The state government will be operating the exchange on its own for the first time.
Governor Brian Kemp (R) has signed a bill into law that will have the Georgia state government taking over its own health insurance marketplace for individual coverage for the first time.
Among the reasons the governor signed the bill is to boost competition and give consumers options.
According to Governor Kemp, who spoke at a ceremony at the state Capitol, this new law will provide state residents with a better way of “knowing and comparing their health care insurance options,” while also bringing “further competition to the field.”
“Georgians know their needs and those of their families best,” he added.
This new law is among three large shifts that have the potential to impact hundreds of thousands of Georgia residents whose health insurance coverage is subsidized through the federal and state governments.
In July, Kemp’s administration also intends to launch a partial Medicaid expansion to ensure that certain able-bodied adults below the poverty line but who are attending school or are working will still be able to have the coverage they need.
Moreover, as is the case with all states across the country, Georgia is also reviewing the Medicaid recipient eligibility for the 2.4 million people who have had coverage through that program throughout the pandemic. Throughout the first years of the COVID-19 pandemic, a law stood in place stopping the state from removing any Medicaid beneficiaries.
Kemp signed Senate Bill 65, putting it into effect and allowing the state to have its own health insurance marketplace.
As such, Senate Bill 65 has reversed a previous law stopping the state from running its own exchange. That law had been a component of a strategy to halt Georgia from taking part in the Affordable Care Act (ACA) at all. However, the federal government has been providing coverage to nearly 900,000 Georgians who have enrolled for coverage through the ACA open enrollment period via Healthcare.gov.

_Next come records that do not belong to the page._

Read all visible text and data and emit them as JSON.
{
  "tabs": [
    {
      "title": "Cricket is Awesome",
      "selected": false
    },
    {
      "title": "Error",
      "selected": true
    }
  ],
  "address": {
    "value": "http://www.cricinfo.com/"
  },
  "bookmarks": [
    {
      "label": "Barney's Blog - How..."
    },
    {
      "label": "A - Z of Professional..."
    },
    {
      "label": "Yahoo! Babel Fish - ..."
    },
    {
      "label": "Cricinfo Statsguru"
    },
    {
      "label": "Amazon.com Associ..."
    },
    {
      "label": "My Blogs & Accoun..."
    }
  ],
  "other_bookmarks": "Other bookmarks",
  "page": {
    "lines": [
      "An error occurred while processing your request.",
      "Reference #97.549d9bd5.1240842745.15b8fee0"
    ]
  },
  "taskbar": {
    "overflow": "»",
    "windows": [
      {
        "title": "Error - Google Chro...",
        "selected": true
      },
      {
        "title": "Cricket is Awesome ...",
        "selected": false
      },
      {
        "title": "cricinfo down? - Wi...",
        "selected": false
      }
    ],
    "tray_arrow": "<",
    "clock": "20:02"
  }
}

Many state residents whose incomes are higher than the poverty line are able to purchase policies with federal premium subsidies, so there is very little monthly cost, though co-pays can be notable. Higher income state residents can also purchase policies on the individual market as well as the federal health insurance market.